Abstract

For about twenty-five centuries observations have been made of a great number of possible precursory phenomena of seismic events, and related data have been gathered and recorded by observers, whether professional, casual, or indirect. During the last 120 years such data have been collected more systematically; they have become the object of prediction-oriented applied research during the last thirty years, in conjunction with a better understanding of the physical and chemical phenomena which accompany earthquake occurrences. The main ways in which concepts about earthquakes, earthquake precursors, and earthquake prediction research have spread in space and time have been reconstructed.

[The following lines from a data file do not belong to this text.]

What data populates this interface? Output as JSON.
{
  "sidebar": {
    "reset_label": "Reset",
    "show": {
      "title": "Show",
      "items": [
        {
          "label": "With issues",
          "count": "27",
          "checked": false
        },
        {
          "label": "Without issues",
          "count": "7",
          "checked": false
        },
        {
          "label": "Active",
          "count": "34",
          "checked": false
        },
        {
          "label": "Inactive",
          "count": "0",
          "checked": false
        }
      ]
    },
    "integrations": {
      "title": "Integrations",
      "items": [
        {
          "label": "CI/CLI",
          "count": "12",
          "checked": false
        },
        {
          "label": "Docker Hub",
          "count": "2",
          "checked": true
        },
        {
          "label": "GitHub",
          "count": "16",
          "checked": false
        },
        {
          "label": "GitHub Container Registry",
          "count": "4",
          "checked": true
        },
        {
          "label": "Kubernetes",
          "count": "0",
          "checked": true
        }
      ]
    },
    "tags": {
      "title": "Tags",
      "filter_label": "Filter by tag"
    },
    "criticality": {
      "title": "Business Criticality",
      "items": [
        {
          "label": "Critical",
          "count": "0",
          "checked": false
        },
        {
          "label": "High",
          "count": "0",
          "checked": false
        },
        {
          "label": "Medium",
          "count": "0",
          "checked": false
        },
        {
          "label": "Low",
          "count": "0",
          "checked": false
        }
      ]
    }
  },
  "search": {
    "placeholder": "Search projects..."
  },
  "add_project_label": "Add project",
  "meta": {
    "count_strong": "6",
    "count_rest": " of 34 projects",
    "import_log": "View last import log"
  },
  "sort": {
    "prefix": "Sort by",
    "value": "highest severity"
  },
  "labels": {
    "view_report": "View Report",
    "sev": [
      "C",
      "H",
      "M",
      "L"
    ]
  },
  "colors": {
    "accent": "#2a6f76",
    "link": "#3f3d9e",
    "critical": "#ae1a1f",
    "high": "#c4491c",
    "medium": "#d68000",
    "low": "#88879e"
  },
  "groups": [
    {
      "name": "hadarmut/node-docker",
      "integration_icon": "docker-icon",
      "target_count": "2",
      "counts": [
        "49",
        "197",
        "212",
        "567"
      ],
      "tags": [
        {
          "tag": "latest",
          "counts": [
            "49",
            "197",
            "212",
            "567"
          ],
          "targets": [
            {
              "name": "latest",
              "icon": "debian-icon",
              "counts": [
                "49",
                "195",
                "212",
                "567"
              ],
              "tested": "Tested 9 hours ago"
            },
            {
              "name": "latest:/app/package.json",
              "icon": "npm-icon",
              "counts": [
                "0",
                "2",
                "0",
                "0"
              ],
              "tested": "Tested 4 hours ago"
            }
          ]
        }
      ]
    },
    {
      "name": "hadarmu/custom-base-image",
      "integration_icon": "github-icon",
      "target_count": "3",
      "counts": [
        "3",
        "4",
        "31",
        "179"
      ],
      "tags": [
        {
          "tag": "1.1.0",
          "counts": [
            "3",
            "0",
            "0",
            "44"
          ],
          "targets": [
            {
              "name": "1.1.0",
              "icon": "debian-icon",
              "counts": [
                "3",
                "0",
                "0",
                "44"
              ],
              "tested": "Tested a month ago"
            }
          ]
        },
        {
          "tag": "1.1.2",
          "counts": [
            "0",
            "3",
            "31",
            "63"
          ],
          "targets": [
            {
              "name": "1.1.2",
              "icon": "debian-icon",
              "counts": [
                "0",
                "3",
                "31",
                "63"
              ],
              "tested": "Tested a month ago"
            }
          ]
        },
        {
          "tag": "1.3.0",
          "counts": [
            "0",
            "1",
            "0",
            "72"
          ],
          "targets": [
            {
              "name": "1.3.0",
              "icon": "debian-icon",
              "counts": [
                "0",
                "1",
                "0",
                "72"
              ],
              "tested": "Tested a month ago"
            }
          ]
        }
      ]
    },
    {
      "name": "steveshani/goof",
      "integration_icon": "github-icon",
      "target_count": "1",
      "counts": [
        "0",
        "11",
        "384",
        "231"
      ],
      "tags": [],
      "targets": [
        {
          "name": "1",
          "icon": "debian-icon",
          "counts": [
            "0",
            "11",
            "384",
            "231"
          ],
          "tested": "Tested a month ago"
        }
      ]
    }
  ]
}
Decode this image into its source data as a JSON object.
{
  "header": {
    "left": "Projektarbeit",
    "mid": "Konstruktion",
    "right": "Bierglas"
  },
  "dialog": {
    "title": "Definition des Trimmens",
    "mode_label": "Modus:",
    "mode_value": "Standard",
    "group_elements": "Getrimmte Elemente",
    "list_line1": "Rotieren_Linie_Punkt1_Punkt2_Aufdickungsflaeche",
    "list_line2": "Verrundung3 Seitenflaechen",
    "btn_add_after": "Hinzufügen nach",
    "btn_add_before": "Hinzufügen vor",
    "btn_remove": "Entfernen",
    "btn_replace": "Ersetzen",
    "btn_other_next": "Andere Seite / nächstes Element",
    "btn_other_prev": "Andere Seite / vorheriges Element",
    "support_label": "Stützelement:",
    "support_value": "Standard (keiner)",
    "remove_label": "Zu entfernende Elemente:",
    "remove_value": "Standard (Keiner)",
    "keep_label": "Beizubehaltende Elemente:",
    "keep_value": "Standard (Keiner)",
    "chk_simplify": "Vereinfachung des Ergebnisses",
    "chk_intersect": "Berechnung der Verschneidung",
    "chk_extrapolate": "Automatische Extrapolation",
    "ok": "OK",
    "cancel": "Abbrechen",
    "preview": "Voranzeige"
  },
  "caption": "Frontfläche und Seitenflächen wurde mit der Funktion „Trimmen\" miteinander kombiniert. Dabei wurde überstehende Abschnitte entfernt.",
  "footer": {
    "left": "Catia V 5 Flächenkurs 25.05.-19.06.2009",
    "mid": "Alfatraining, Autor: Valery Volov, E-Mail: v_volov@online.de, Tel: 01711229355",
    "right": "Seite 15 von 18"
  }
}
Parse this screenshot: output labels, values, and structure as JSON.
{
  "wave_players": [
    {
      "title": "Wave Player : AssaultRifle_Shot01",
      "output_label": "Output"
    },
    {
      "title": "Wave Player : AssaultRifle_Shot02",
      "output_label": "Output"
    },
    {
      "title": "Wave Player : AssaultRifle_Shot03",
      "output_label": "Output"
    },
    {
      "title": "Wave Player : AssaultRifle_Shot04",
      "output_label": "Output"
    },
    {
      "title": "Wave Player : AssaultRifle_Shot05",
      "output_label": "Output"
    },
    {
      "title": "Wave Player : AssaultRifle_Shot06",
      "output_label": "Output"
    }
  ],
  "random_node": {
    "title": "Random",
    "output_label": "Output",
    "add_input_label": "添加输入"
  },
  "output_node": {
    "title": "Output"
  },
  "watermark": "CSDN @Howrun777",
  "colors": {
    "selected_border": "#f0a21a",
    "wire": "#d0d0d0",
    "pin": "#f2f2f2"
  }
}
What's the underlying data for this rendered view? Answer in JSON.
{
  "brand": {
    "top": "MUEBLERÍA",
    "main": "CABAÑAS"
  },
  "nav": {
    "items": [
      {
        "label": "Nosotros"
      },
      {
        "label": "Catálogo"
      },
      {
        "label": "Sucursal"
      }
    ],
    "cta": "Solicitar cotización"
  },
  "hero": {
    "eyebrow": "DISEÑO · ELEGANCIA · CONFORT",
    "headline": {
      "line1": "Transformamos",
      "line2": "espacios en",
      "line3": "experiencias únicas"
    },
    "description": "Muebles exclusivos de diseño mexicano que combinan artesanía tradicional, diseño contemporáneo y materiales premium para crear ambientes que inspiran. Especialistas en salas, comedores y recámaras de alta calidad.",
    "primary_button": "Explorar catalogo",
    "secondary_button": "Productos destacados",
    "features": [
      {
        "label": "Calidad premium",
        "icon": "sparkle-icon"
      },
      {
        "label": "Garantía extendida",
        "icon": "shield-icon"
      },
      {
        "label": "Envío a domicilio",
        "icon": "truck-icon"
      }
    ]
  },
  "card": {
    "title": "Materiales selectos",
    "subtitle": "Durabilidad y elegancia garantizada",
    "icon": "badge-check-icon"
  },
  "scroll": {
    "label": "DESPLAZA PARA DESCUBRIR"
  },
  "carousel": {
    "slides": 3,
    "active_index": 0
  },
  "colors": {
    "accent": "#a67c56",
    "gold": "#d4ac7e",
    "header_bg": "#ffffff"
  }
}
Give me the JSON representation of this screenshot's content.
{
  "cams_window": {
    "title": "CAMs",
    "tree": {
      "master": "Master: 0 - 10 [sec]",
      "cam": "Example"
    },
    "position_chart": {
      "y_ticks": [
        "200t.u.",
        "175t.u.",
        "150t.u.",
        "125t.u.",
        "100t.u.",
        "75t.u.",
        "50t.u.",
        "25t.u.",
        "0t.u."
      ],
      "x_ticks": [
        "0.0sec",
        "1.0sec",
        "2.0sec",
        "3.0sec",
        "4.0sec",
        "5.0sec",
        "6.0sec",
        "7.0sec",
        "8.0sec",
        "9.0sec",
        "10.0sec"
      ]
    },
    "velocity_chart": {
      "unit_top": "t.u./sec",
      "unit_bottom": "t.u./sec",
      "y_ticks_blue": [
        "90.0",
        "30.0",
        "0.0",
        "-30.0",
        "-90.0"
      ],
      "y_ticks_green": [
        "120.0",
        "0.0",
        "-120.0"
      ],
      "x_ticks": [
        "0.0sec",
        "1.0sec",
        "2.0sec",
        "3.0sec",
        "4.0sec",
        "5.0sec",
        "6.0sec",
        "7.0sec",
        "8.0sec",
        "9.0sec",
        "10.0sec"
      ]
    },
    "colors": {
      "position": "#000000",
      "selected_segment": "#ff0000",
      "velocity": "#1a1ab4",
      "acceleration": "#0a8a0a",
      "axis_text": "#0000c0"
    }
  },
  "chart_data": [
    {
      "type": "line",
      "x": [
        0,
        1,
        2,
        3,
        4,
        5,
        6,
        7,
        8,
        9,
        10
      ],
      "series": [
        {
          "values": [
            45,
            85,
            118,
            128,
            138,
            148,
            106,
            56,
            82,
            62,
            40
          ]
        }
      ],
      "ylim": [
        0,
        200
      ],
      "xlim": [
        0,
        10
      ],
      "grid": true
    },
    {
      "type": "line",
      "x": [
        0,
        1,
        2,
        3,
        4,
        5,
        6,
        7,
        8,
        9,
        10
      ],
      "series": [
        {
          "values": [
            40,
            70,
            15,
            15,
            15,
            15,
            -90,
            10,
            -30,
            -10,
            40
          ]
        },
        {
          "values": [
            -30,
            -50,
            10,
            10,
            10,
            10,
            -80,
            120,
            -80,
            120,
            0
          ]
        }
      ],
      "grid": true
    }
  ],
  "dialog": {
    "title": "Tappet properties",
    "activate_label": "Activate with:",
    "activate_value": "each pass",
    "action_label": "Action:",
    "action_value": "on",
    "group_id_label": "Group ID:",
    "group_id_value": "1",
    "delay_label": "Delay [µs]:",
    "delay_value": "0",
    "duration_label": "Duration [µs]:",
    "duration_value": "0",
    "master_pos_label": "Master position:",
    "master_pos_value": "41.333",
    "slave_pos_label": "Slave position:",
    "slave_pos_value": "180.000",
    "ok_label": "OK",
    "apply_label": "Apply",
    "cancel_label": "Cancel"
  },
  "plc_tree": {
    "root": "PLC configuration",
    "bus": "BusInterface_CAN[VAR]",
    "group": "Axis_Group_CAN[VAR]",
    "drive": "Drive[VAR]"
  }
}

The constraining scientific and economic factors that have caused acceleration or retardation in seismic precursor research have been considered and commented upon.

You do not currently have access to this article.